▶ **PROBLEM TO SOLVE**:
Only lines containing "CSVファイル" are wanted from the data below. Copy those lines.

Dataset rows describing interfaces:
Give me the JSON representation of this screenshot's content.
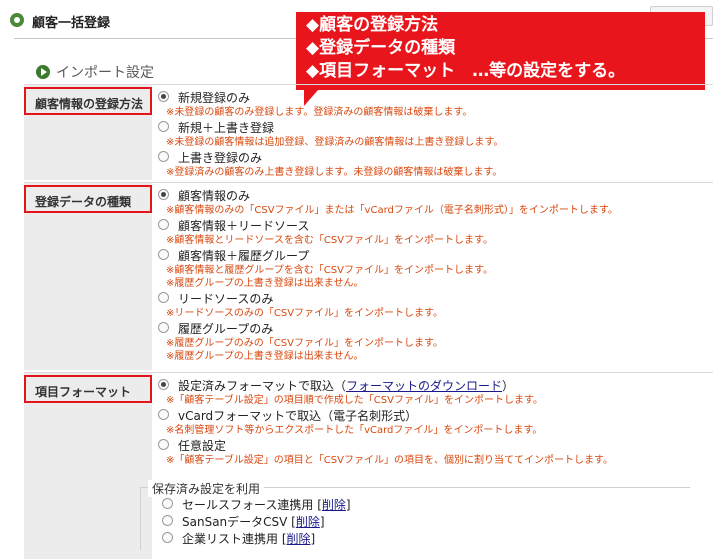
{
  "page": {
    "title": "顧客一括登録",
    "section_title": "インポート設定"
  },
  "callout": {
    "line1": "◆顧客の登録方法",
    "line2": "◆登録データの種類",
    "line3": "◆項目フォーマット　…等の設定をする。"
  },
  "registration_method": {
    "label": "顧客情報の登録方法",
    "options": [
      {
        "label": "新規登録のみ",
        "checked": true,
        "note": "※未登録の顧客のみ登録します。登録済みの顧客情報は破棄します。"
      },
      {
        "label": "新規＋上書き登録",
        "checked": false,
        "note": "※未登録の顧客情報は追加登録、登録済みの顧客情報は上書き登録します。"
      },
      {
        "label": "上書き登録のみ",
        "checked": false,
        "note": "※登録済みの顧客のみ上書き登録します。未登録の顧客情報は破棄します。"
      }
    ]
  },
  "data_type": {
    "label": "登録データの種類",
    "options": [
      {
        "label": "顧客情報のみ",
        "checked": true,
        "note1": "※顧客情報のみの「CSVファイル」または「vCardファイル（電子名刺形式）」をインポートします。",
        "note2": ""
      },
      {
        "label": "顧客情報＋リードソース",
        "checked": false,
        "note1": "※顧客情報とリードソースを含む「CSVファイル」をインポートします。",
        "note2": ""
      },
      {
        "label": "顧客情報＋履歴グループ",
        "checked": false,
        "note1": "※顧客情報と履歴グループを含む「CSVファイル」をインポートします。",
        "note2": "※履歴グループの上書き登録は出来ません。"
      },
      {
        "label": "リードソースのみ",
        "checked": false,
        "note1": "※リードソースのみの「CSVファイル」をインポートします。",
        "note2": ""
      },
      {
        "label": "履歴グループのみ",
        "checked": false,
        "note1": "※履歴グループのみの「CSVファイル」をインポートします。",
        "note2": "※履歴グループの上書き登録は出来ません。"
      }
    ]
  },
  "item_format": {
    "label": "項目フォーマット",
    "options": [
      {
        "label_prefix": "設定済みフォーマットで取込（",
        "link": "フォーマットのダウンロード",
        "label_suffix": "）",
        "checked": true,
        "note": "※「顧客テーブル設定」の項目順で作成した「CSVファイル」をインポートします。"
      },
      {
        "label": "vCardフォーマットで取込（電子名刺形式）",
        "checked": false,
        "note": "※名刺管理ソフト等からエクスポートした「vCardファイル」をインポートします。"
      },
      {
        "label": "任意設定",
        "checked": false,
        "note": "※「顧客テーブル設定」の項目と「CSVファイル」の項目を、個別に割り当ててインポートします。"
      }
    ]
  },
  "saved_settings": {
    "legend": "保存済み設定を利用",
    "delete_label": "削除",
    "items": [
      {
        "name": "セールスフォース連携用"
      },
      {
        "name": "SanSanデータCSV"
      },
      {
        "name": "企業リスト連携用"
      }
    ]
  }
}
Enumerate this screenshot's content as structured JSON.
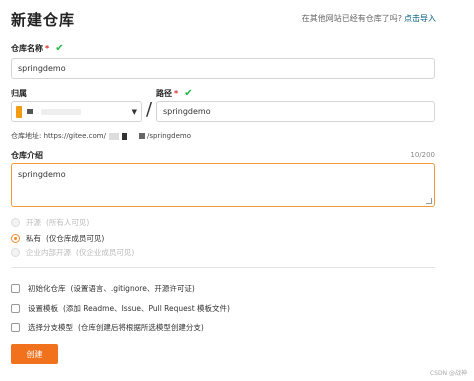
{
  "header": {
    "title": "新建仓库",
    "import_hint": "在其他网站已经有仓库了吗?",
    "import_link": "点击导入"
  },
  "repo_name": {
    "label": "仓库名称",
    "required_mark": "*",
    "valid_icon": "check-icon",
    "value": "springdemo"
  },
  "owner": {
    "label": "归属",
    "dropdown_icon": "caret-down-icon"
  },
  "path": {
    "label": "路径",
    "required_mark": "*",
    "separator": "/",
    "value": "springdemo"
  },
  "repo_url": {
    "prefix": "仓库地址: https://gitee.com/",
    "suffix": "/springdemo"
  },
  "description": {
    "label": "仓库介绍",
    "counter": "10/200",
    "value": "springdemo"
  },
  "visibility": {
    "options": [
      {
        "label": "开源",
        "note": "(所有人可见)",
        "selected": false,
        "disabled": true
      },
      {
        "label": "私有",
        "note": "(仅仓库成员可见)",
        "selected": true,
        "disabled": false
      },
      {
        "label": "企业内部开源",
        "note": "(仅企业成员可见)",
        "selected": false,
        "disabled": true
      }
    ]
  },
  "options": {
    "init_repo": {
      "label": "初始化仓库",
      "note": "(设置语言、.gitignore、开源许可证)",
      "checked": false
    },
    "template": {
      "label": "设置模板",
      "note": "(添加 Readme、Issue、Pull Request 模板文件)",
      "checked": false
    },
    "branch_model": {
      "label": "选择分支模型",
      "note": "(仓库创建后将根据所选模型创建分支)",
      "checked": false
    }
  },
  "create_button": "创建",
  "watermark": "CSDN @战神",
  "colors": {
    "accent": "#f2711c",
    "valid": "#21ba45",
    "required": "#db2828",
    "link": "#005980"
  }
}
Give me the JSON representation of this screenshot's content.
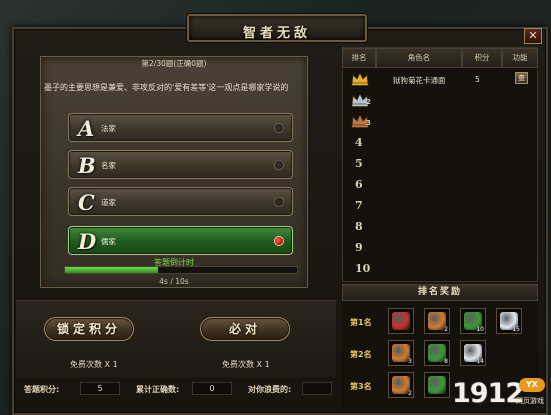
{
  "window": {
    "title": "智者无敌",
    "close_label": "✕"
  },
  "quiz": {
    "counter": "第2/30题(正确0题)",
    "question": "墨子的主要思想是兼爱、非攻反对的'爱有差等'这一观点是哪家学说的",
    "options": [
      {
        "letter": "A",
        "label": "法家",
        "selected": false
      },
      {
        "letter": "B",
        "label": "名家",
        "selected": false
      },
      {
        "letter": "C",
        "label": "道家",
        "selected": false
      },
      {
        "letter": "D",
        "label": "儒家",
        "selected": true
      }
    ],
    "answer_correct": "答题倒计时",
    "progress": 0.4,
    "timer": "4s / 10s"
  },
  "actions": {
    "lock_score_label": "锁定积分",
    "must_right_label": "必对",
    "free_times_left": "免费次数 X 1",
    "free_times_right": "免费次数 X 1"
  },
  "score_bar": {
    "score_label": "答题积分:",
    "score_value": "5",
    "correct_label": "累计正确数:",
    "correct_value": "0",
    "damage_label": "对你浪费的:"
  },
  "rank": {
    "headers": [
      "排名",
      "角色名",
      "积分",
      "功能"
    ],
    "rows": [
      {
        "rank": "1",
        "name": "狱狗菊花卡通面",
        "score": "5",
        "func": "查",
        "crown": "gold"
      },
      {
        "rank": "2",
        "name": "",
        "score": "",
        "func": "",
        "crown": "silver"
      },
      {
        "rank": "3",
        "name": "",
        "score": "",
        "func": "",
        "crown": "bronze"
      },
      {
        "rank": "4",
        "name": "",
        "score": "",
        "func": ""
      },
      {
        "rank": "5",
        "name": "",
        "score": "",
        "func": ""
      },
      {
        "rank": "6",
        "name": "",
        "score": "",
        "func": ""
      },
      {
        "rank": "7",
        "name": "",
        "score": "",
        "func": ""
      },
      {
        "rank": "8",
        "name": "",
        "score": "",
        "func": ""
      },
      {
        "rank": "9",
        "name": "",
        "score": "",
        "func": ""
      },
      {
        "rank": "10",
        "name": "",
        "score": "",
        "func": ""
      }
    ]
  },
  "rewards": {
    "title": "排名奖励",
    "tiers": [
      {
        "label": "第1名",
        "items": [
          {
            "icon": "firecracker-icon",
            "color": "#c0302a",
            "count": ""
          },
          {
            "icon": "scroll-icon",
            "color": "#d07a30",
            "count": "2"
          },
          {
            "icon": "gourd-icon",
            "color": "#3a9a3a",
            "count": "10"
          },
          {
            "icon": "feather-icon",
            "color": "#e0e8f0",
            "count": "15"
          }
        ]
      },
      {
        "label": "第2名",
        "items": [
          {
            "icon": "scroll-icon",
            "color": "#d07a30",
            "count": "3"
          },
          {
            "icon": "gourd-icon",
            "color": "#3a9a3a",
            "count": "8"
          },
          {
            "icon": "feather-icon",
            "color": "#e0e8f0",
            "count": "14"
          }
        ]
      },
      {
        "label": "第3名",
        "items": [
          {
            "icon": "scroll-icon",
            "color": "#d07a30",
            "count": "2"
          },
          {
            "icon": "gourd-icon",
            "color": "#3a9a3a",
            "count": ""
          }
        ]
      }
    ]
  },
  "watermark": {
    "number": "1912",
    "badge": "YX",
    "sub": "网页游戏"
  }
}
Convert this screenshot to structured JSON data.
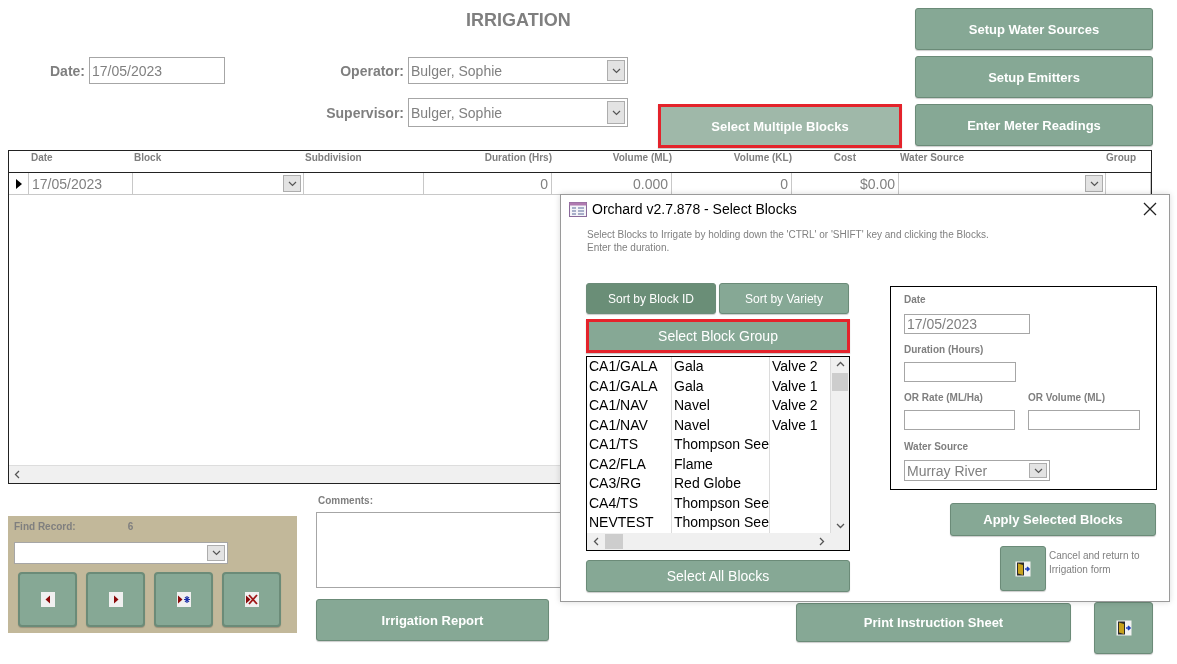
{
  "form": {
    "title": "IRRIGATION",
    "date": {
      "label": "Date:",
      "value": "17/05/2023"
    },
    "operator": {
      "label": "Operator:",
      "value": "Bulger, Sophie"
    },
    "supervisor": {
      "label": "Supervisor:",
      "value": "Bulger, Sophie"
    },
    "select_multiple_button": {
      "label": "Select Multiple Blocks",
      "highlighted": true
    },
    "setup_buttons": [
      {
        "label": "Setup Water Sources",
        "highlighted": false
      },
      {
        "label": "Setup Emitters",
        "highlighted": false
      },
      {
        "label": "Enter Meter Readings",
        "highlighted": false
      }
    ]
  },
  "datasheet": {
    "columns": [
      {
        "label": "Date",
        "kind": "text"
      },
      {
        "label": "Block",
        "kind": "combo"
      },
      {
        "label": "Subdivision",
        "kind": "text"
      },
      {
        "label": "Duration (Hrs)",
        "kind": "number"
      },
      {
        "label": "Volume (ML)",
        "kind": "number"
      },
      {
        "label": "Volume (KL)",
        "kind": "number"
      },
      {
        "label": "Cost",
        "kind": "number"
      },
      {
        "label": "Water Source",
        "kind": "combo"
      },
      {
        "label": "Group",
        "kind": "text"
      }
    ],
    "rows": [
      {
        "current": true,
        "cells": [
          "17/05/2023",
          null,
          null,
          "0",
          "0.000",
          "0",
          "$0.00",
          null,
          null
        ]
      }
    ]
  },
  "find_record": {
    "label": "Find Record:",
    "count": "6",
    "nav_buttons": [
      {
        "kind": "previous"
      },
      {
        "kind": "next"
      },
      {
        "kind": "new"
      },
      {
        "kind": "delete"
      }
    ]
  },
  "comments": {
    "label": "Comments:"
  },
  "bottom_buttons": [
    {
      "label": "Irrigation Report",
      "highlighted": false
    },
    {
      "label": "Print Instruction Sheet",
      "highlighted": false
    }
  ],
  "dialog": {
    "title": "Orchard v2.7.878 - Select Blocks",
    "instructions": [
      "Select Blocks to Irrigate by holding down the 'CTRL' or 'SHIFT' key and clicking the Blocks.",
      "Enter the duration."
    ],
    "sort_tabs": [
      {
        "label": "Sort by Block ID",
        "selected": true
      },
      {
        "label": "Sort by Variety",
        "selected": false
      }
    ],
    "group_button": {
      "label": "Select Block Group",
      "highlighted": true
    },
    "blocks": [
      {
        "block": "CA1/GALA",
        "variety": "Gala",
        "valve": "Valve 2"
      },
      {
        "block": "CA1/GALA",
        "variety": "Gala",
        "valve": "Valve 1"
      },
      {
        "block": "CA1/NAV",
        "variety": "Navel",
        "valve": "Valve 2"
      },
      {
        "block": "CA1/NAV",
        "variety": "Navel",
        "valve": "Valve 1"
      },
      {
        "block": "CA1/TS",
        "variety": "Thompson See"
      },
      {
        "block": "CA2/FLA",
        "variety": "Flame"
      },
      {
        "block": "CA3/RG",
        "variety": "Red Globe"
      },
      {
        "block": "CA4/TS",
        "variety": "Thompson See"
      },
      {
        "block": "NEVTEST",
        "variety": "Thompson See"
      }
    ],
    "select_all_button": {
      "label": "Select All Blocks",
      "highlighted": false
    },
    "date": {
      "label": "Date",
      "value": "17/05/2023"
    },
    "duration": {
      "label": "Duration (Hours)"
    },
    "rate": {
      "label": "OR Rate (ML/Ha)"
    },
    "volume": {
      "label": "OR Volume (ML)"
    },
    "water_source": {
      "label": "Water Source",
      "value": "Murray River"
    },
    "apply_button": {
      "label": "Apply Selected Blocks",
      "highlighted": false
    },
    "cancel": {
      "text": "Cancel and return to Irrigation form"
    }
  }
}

▶ **EXERCISE OUTPUT**:
        "note1": "※顧客情報のみの「CSVファイル」または「vCardファイル（電子名刺形式）」をインポートします。",
        "note1": "※顧客情報とリードソースを含む「CSVファイル」をインポートします。",
        "note1": "※顧客情報と履歴グループを含む「CSVファイル」をインポートします。",
        "note1": "※リードソースのみの「CSVファイル」をインポートします。",
        "note1": "※履歴グループのみの「CSVファイル」をインポートします。",
        "note": "※「顧客テーブル設定」の項目順で作成した「CSVファイル」をインポートします。"
        "note": "※「顧客テーブル設定」の項目と「CSVファイル」の項目を、個別に割り当ててインポートします。"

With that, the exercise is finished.